Staying Logged In All The Time? Diversify for Privacy

Privacy and NSA's three hop query

President Obama continues to talk reform after pervasive and ongoing criticism of the bulk surveillance of U.S. citizens revealed by Edward Snowden. One of the more interesting points is the creation of a public advocate who would defend a citizens’s right to privacy in the court. Yet the administration’s defense of the current system, where supposedly limited information is seized--the widely discussed “three hop query”--ignores a basic tenet of investigative research: data trees allow the identification of millions of people in a 2-3 hop query.

Facebook leaked data all over internet--including non-users

Security researchers who revealed Facebook's shadow profiles vulnerability are claiming that Facebook leaked massive amounts of data, including private phone numbers and other personal data--despite what Facebook told its users.

Facebook had announced the fix of a bug that inadvertently exposed the private information of over six million Facebook users. In addition, Facebook apparently is collected non-user phone numbers and email addresses and then matched the data to people. Here is the technical explanation of how data gets merged over several sets of databases, and unique links are discovered.

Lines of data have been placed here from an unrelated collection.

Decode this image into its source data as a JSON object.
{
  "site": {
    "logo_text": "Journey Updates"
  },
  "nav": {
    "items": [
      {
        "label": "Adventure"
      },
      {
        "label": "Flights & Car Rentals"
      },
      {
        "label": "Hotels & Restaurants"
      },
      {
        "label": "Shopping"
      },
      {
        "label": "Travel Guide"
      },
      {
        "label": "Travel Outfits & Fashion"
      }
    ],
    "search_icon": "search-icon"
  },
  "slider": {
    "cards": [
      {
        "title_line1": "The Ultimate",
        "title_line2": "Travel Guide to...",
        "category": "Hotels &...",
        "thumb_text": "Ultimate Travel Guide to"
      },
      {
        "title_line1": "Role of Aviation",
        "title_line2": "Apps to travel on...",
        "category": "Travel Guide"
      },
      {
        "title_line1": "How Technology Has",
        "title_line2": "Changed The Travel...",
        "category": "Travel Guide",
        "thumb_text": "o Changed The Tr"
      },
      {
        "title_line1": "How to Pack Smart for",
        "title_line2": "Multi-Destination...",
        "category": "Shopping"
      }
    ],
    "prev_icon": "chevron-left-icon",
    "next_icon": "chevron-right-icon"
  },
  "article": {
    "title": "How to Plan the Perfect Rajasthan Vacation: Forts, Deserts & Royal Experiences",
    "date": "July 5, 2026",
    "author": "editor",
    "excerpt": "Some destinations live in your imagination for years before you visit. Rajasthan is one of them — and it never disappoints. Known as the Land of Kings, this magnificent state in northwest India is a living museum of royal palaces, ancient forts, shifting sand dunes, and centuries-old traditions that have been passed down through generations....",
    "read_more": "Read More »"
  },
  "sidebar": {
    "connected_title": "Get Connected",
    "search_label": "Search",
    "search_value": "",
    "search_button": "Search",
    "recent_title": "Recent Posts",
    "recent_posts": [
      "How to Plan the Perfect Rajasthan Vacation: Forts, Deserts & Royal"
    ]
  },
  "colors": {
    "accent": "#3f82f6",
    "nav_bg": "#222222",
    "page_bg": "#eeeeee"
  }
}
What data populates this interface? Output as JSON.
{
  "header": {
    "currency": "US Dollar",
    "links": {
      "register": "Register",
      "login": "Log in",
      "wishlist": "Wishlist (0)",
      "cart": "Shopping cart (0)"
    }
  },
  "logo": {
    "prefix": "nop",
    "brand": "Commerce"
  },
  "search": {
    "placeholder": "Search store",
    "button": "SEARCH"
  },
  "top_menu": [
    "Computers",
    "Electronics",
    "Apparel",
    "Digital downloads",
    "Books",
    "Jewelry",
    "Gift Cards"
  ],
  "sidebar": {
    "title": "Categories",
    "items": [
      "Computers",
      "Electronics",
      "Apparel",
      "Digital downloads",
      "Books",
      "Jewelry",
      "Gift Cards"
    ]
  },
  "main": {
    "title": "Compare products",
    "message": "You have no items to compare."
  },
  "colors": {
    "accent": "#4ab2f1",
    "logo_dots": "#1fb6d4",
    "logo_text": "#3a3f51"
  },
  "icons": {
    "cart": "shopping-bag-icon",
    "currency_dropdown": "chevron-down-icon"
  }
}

Knowing the information industry, I expect that this data will be for sale very shortly.

Privacy is dead and no one cares

Recently, we tracked down a number of witnesses using the usual armada of investigative databases. However, some witnesses had moved recently and did not appear to have current addresses in the data. No problem: many witnesses between the ages of 21 and 30 had conveniently plastered their entire personal life on Facebook, Twitter, Bebo, etc. making follow up relatively easy. One witness when called on her "private" cell phone expressed dismay at the intrusion. Later, she realized that she had provided the cell phone to a numer of retailers who, to her surprise, resold her "private" cell number database firms.

The modern American: willing to give private contact information to grocery clerks in exchange for "special offers" on mustard.